[Items from an interface collection]
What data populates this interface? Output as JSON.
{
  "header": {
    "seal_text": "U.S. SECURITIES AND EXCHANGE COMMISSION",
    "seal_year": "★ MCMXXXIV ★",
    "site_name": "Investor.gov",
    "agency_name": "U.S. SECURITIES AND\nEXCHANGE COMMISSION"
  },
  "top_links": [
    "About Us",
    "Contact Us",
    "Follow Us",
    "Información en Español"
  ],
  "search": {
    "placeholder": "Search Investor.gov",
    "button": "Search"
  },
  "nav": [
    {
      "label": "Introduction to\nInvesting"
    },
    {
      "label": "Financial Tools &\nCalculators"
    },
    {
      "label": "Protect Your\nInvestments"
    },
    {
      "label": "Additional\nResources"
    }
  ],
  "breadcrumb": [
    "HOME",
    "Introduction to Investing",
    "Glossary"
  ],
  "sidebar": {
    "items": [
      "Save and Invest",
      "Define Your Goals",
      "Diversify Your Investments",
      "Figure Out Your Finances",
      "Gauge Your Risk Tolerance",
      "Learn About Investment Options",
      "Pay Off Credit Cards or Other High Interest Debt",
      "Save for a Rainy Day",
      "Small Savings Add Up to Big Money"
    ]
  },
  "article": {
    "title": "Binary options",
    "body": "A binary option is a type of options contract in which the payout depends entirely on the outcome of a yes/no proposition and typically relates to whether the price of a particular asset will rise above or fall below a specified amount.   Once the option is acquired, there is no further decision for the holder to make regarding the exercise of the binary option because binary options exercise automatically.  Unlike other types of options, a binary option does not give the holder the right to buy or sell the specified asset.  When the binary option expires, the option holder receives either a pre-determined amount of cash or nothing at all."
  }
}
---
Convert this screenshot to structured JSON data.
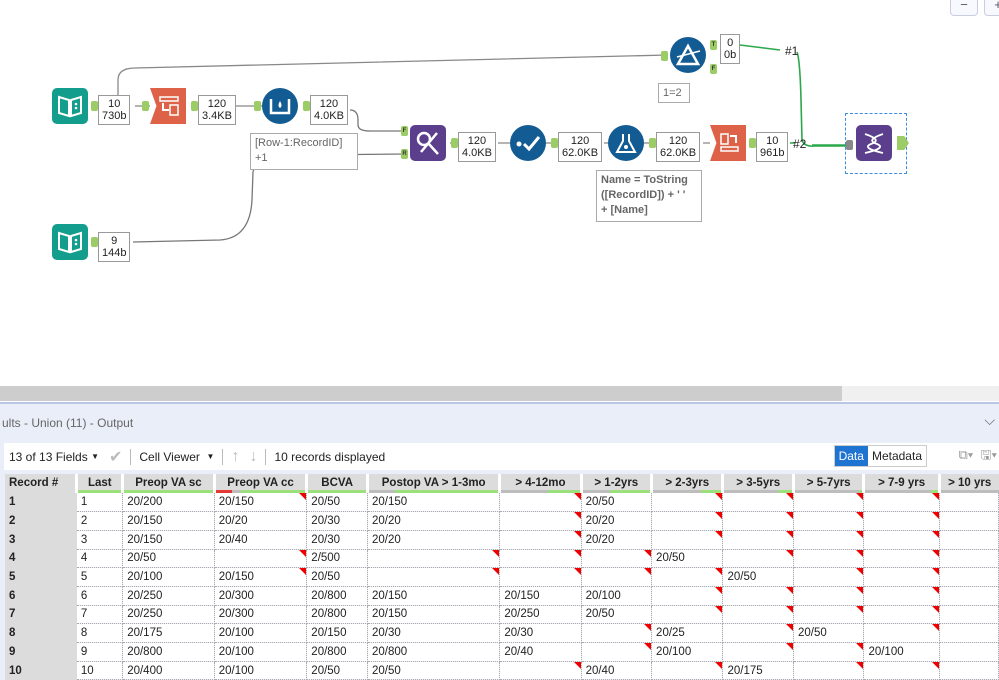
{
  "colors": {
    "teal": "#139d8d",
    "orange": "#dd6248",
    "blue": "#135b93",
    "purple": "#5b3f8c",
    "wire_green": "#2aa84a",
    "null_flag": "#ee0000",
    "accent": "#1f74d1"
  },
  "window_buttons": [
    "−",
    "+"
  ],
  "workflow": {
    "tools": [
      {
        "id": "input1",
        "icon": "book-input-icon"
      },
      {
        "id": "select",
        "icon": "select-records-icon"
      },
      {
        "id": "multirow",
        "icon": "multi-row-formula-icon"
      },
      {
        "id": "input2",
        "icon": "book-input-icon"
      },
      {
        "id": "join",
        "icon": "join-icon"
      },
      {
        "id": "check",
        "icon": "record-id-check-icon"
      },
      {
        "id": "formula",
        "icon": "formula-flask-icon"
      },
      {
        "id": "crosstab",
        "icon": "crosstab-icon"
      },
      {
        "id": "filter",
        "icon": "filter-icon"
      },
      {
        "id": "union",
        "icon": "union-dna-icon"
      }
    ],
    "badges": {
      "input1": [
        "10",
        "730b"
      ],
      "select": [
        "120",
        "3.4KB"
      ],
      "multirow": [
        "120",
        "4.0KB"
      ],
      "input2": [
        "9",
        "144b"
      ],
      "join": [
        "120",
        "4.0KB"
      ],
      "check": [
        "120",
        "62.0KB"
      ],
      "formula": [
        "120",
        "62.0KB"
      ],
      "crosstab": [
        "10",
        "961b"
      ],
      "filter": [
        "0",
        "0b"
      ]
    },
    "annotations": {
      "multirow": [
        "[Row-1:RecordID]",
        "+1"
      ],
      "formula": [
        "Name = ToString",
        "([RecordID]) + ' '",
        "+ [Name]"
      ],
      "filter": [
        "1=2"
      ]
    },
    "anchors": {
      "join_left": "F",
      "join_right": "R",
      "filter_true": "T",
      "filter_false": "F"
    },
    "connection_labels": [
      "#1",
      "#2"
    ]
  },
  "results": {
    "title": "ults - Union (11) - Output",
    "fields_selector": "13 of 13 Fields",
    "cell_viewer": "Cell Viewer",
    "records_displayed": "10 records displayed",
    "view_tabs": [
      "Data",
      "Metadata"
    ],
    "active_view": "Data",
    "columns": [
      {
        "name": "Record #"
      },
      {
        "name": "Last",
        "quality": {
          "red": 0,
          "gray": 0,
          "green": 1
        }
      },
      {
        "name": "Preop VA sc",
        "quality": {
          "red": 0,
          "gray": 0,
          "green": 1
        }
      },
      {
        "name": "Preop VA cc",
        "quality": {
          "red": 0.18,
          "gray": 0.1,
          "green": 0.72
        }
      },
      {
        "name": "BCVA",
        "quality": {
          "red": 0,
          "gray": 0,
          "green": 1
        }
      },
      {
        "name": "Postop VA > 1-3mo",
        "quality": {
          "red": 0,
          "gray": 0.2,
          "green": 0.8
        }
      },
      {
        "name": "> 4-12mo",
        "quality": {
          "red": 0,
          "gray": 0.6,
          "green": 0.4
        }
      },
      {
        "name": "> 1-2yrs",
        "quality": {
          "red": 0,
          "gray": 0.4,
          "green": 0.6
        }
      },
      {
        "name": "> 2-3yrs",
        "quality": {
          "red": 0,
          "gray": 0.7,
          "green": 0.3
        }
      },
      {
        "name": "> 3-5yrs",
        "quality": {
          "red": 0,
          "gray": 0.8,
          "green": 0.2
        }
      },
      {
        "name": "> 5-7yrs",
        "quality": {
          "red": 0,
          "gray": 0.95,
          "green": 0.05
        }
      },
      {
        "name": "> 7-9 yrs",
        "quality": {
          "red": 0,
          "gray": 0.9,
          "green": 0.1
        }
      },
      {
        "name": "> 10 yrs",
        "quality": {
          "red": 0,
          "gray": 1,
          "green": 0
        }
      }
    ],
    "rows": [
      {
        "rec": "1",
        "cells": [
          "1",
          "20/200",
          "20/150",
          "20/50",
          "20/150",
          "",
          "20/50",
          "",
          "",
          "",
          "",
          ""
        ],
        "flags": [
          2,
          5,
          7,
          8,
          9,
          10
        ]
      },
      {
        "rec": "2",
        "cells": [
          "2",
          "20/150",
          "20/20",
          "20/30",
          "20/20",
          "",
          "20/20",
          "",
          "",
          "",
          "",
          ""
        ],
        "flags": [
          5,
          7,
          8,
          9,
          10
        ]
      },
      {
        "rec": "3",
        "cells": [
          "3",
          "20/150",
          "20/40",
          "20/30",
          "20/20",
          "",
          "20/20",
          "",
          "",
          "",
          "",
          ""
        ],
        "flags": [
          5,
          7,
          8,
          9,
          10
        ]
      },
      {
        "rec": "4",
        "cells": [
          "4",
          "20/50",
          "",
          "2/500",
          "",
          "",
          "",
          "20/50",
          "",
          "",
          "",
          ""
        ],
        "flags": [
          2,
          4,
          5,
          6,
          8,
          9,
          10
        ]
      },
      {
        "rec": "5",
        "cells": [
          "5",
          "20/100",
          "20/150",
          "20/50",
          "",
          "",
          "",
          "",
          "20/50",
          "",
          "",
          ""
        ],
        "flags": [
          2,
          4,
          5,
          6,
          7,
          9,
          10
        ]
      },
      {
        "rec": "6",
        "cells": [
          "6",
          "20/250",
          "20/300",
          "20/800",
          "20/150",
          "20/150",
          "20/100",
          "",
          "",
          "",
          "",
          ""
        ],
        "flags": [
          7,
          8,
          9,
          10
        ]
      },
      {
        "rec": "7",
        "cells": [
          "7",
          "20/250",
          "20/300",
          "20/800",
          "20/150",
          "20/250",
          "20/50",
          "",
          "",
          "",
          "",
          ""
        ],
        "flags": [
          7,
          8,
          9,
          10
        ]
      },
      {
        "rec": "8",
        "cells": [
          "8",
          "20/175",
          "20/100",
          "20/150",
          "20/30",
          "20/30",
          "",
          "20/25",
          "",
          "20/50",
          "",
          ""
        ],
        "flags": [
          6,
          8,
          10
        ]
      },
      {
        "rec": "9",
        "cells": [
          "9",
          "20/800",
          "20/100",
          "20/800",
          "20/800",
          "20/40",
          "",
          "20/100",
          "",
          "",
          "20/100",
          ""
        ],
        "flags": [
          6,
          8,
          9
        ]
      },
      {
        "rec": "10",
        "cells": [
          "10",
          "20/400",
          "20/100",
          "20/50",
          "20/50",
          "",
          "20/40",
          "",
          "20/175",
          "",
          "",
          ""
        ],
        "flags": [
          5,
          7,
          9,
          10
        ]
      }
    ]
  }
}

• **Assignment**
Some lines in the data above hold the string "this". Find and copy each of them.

• **Result**
What data populates this interface? Output as JSON.
Convert this screenshot to structured JSON data.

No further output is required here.